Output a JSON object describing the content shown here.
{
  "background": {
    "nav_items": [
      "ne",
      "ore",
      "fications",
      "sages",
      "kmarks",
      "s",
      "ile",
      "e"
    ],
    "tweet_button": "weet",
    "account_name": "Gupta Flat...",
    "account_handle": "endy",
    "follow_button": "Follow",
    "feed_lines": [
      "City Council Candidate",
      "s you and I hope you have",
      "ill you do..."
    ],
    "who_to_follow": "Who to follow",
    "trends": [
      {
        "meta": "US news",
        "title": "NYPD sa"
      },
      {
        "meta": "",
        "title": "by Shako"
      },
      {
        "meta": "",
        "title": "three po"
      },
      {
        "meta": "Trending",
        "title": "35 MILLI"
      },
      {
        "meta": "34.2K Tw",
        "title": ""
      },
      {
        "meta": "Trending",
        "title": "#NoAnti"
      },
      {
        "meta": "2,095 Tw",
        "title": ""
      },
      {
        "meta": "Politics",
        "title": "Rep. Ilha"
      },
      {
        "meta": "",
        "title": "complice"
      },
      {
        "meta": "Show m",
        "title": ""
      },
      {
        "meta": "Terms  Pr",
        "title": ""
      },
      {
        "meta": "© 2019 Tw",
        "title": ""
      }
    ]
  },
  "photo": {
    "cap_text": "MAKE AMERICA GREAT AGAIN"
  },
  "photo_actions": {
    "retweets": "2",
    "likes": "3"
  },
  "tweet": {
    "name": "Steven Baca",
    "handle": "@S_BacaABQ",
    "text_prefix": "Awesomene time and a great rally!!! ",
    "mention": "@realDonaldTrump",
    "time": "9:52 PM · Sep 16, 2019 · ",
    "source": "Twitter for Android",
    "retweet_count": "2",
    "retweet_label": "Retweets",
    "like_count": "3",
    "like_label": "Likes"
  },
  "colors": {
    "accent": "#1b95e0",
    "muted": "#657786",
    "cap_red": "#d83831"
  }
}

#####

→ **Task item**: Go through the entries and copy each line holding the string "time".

→ **Result for this task**:
    "text_prefix": "Awesomene time and a great rally!!! ",
    "time": "9:52 PM · Sep 16, 2019 · ",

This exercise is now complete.